§ **Exercise goal**:
From top to bottom, retype the data exactly, passing over any picture.

(Items from a dataset)
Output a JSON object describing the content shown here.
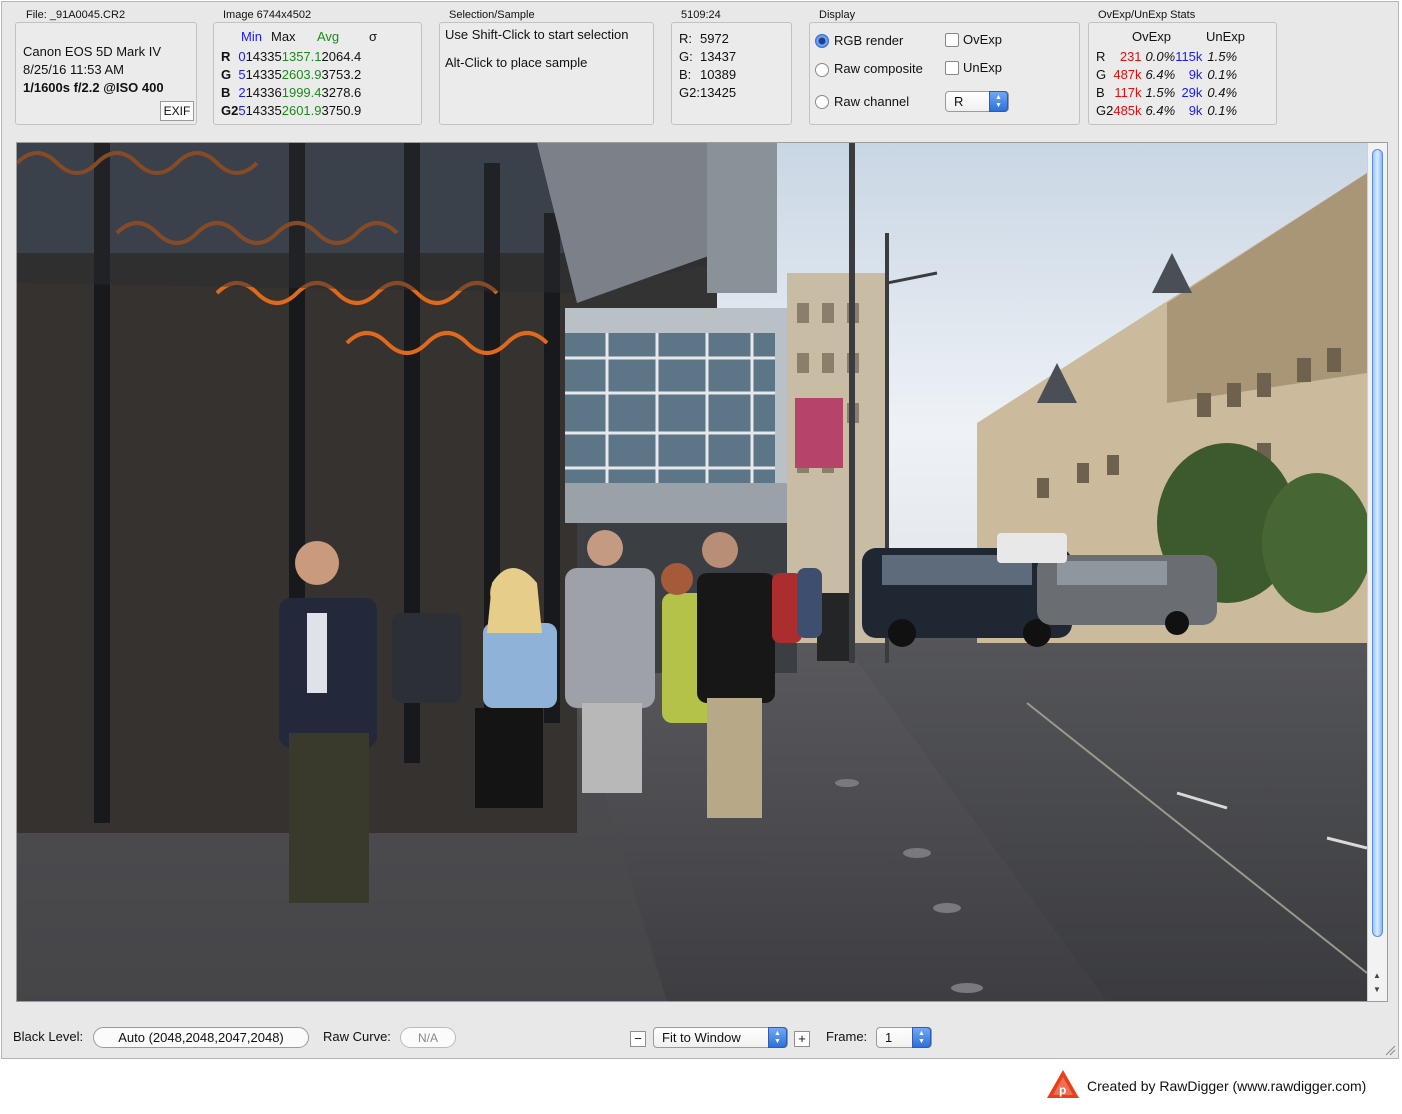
{
  "file_group": {
    "title": "File: _91A0045.CR2",
    "camera": "Canon EOS 5D Mark IV",
    "datetime": "8/25/16 11:53 AM",
    "exposure": "1/1600s f/2.2 @ISO 400",
    "exif_button": "EXIF"
  },
  "image_group": {
    "title": "Image 6744x4502",
    "headers": {
      "min": "Min",
      "max": "Max",
      "avg": "Avg",
      "sigma": "σ"
    },
    "rows": [
      {
        "ch": "R",
        "min": "0",
        "max": "14335",
        "avg": "1357.1",
        "sigma": "2064.4"
      },
      {
        "ch": "G",
        "min": "5",
        "max": "14335",
        "avg": "2603.9",
        "sigma": "3753.2"
      },
      {
        "ch": "B",
        "min": "2",
        "max": "14336",
        "avg": "1999.4",
        "sigma": "3278.6"
      },
      {
        "ch": "G2",
        "min": "5",
        "max": "14335",
        "avg": "2601.9",
        "sigma": "3750.9"
      }
    ]
  },
  "selection_group": {
    "title": "Selection/Sample",
    "line1": "Use Shift-Click to start selection",
    "line2": "Alt-Click to place sample"
  },
  "coords_group": {
    "title": "5109:24",
    "rows": [
      {
        "label": "R:",
        "value": "5972"
      },
      {
        "label": "G:",
        "value": "13437"
      },
      {
        "label": "B:",
        "value": "10389"
      },
      {
        "label": "G2:",
        "value": "13425"
      }
    ]
  },
  "display_group": {
    "title": "Display",
    "rgb_render": "RGB render",
    "raw_composite": "Raw composite",
    "raw_channel": "Raw channel",
    "ovexp": "OvExp",
    "unexp": "UnExp",
    "channel_value": "R",
    "selected_mode": "RGB render"
  },
  "ovexp_group": {
    "title": "OvExp/UnExp Stats",
    "headers": {
      "ovexp": "OvExp",
      "unexp": "UnExp"
    },
    "rows": [
      {
        "ch": "R",
        "ov_count": "231",
        "ov_pct": "0.0%",
        "un_count": "115k",
        "un_pct": "1.5%"
      },
      {
        "ch": "G",
        "ov_count": "487k",
        "ov_pct": "6.4%",
        "un_count": "9k",
        "un_pct": "0.1%"
      },
      {
        "ch": "B",
        "ov_count": "117k",
        "ov_pct": "1.5%",
        "un_count": "29k",
        "un_pct": "0.4%"
      },
      {
        "ch": "G2",
        "ov_count": "485k",
        "ov_pct": "6.4%",
        "un_count": "9k",
        "un_pct": "0.1%"
      }
    ]
  },
  "bottom_bar": {
    "black_level_label": "Black Level:",
    "black_level_value": "Auto (2048,2048,2047,2048)",
    "raw_curve_label": "Raw Curve:",
    "raw_curve_value": "N/A",
    "zoom_minus": "−",
    "zoom_value": "Fit to Window",
    "zoom_plus": "+",
    "frame_label": "Frame:",
    "frame_value": "1"
  },
  "credit": {
    "text": "Created by RawDigger (www.rawdigger.com)",
    "logo_icon": "rawdigger-logo-icon"
  },
  "colors": {
    "accent_blue": "#1a1aff",
    "avg_green": "#1c8a1c",
    "ovexp_red": "#e01010"
  }
}
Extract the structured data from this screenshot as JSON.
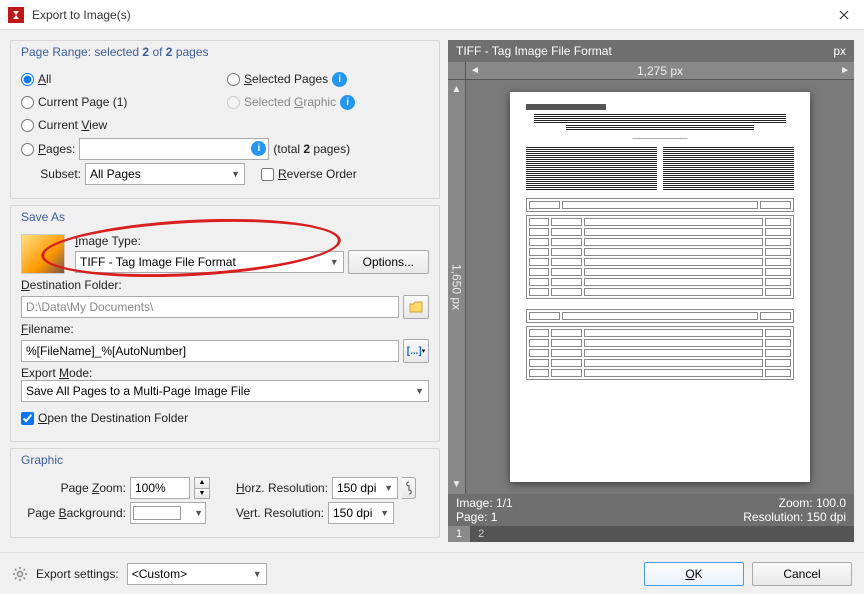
{
  "window": {
    "title": "Export to Image(s)"
  },
  "pageRange": {
    "title_html": "Page Range: selected <b>2</b> of <b>2</b> pages",
    "all": "All",
    "currentPage": "Current Page (1)",
    "currentView": "Current View",
    "pages": "Pages:",
    "selectedPages": "Selected Pages",
    "selectedGraphic": "Selected Graphic",
    "total_html": "(total <b>2</b> pages)",
    "subsetLabel": "Subset:",
    "subsetValue": "All Pages",
    "reverse": "Reverse Order"
  },
  "saveAs": {
    "title": "Save As",
    "imageTypeLabel": "Image Type:",
    "imageTypeValue": "TIFF - Tag Image File Format",
    "optionsBtn": "Options...",
    "destLabel": "Destination Folder:",
    "destValue": "D:\\Data\\My Documents\\",
    "filenameLabel": "Filename:",
    "filenameValue": "%[FileName]_%[AutoNumber]",
    "exportModeLabel": "Export Mode:",
    "exportModeValue": "Save All Pages to a Multi-Page Image File",
    "openDest": "Open the Destination Folder"
  },
  "graphic": {
    "title": "Graphic",
    "zoomLabel": "Page Zoom:",
    "zoomValue": "100%",
    "bgLabel": "Page Background:",
    "hresLabel": "Horz. Resolution:",
    "hresValue": "150 dpi",
    "vresLabel": "Vert. Resolution:",
    "vresValue": "150 dpi"
  },
  "preview": {
    "title": "TIFF - Tag Image File Format",
    "unit": "px",
    "widthLabel": "1,275 px",
    "heightLabel": "1,650 px",
    "statusImage": "Image: 1/1",
    "statusPage": "Page: 1",
    "statusZoom": "Zoom: 100.0",
    "statusRes": "Resolution: 150 dpi",
    "tabs": [
      "1",
      "2"
    ]
  },
  "bottom": {
    "settingsLabel": "Export settings:",
    "settingsValue": "<Custom>",
    "ok": "OK",
    "cancel": "Cancel"
  }
}
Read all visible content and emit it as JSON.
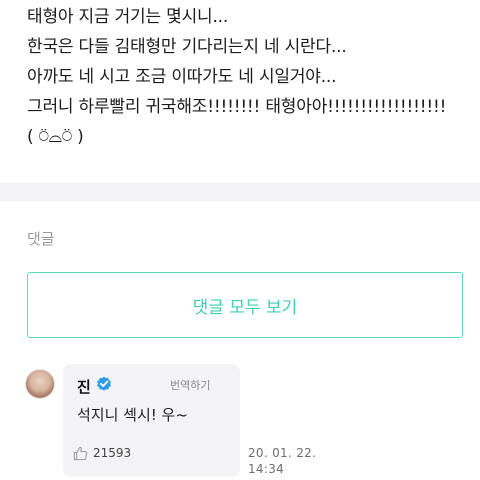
{
  "post": {
    "lines": [
      "태형아 지금 거기는 몇시니...",
      "한국은 다들 김태형만 기다리는지 네 시란다...",
      "아까도 네 시고 조금 이따가도 네 시일거야...",
      "그러니 하루빨리 귀국해조!!!!!!!! 태형아아!!!!!!!!!!!!!!!!!!",
      "( ⍥⌓⍥ )"
    ]
  },
  "comments": {
    "heading": "댓글",
    "view_all_label": "댓글 모두 보기",
    "items": [
      {
        "author": "진",
        "verified": true,
        "translate_label": "번역하기",
        "text": "석지니 섹시! 우~",
        "like_icon": "thumbs-up-icon",
        "likes": "21593",
        "date": "20. 01. 22.",
        "time": "14:34"
      }
    ]
  },
  "colors": {
    "accent": "#3fcfb4",
    "verified": "#2f9ce8",
    "divider_band": "#f3f3f5",
    "bubble_bg": "#f4f4f6"
  }
}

§ **Expected output**:
Output a JSON object describing the content shown here.
{
  "file_group": {
    "title": "File: _91A0045.CR2",
    "camera": "Canon EOS 5D Mark IV",
    "datetime": "8/25/16 11:53 AM",
    "exposure": "1/1600s f/2.2 @ISO 400",
    "exif_button": "EXIF"
  },
  "image_group": {
    "title": "Image 6744x4502",
    "headers": {
      "min": "Min",
      "max": "Max",
      "avg": "Avg",
      "sigma": "σ"
    },
    "rows": [
      {
        "ch": "R",
        "min": "0",
        "max": "14335",
        "avg": "1357.1",
        "sigma": "2064.4"
      },
      {
        "ch": "G",
        "min": "5",
        "max": "14335",
        "avg": "2603.9",
        "sigma": "3753.2"
      },
      {
        "ch": "B",
        "min": "2",
        "max": "14336",
        "avg": "1999.4",
        "sigma": "3278.6"
      },
      {
        "ch": "G2",
        "min": "5",
        "max": "14335",
        "avg": "2601.9",
        "sigma": "3750.9"
      }
    ]
  },
  "selection_group": {
    "title": "Selection/Sample",
    "line1": "Use Shift-Click to start selection",
    "line2": "Alt-Click to place sample"
  },
  "coords_group": {
    "title": "5109:24",
    "rows": [
      {
        "label": "R:",
        "value": "5972"
      },
      {
        "label": "G:",
        "value": "13437"
      },
      {
        "label": "B:",
        "value": "10389"
      },
      {
        "label": "G2:",
        "value": "13425"
      }
    ]
  },
  "display_group": {
    "title": "Display",
    "rgb_render": "RGB render",
    "raw_composite": "Raw composite",
    "raw_channel": "Raw channel",
    "ovexp": "OvExp",
    "unexp": "UnExp",
    "channel_value": "R",
    "selected_mode": "RGB render"
  },
  "ovexp_group": {
    "title": "OvExp/UnExp Stats",
    "headers": {
      "ovexp": "OvExp",
      "unexp": "UnExp"
    },
    "rows": [
      {
        "ch": "R",
        "ov_count": "231",
        "ov_pct": "0.0%",
        "un_count": "115k",
        "un_pct": "1.5%"
      },
      {
        "ch": "G",
        "ov_count": "487k",
        "ov_pct": "6.4%",
        "un_count": "9k",
        "un_pct": "0.1%"
      },
      {
        "ch": "B",
        "ov_count": "117k",
        "ov_pct": "1.5%",
        "un_count": "29k",
        "un_pct": "0.4%"
      },
      {
        "ch": "G2",
        "ov_count": "485k",
        "ov_pct": "6.4%",
        "un_count": "9k",
        "un_pct": "0.1%"
      }
    ]
  },
  "bottom_bar": {
    "black_level_label": "Black Level:",
    "black_level_value": "Auto (2048,2048,2047,2048)",
    "raw_curve_label": "Raw Curve:",
    "raw_curve_value": "N/A",
    "zoom_minus": "−",
    "zoom_value": "Fit to Window",
    "zoom_plus": "+",
    "frame_label": "Frame:",
    "frame_value": "1"
  },
  "credit": {
    "text": "Created by RawDigger (www.rawdigger.com)",
    "logo_icon": "rawdigger-logo-icon"
  },
  "colors": {
    "accent_blue": "#1a1aff",
    "avg_green": "#1c8a1c",
    "ovexp_red": "#e01010"
  }
}
Extract the structured data from this screenshot as JSON.
{
  "window": {
    "title": "Export to Image(s)"
  },
  "pageRange": {
    "title_html": "Page Range: selected <b>2</b> of <b>2</b> pages",
    "all": "All",
    "currentPage": "Current Page (1)",
    "currentView": "Current View",
    "pages": "Pages:",
    "selectedPages": "Selected Pages",
    "selectedGraphic": "Selected Graphic",
    "total_html": "(total <b>2</b> pages)",
    "subsetLabel": "Subset:",
    "subsetValue": "All Pages",
    "reverse": "Reverse Order"
  },
  "saveAs": {
    "title": "Save As",
    "imageTypeLabel": "Image Type:",
    "imageTypeValue": "TIFF - Tag Image File Format",
    "optionsBtn": "Options...",
    "destLabel": "Destination Folder:",
    "destValue": "D:\\Data\\My Documents\\",
    "filenameLabel": "Filename:",
    "filenameValue": "%[FileName]_%[AutoNumber]",
    "exportModeLabel": "Export Mode:",
    "exportModeValue": "Save All Pages to a Multi-Page Image File",
    "openDest": "Open the Destination Folder"
  },
  "graphic": {
    "title": "Graphic",
    "zoomLabel": "Page Zoom:",
    "zoomValue": "100%",
    "bgLabel": "Page Background:",
    "hresLabel": "Horz. Resolution:",
    "hresValue": "150 dpi",
    "vresLabel": "Vert. Resolution:",
    "vresValue": "150 dpi"
  },
  "preview": {
    "title": "TIFF - Tag Image File Format",
    "unit": "px",
    "widthLabel": "1,275 px",
    "heightLabel": "1,650 px",
    "statusImage": "Image: 1/1",
    "statusPage": "Page: 1",
    "statusZoom": "Zoom: 100.0",
    "statusRes": "Resolution: 150 dpi",
    "tabs": [
      "1",
      "2"
    ]
  },
  "bottom": {
    "settingsLabel": "Export settings:",
    "settingsValue": "<Custom>",
    "ok": "OK",
    "cancel": "Cancel"
  }
}
Read all visible content and emit it as JSON.
{
  "post": {
    "lines": [
      "태형아 지금 거기는 몇시니...",
      "한국은 다들 김태형만 기다리는지 네 시란다...",
      "아까도 네 시고 조금 이따가도 네 시일거야...",
      "그러니 하루빨리 귀국해조!!!!!!!! 태형아아!!!!!!!!!!!!!!!!!!",
      "( ⍥⌓⍥ )"
    ]
  },
  "comments": {
    "heading": "댓글",
    "view_all_label": "댓글 모두 보기",
    "items": [
      {
        "author": "진",
        "verified": true,
        "translate_label": "번역하기",
        "text": "석지니 섹시! 우~",
        "like_icon": "thumbs-up-icon",
        "likes": "21593",
        "date": "20. 01. 22.",
        "time": "14:34"
      }
    ]
  },
  "colors": {
    "accent": "#3fcfb4",
    "verified": "#2f9ce8",
    "divider_band": "#f3f3f5",
    "bubble_bg": "#f4f4f6"
  }
}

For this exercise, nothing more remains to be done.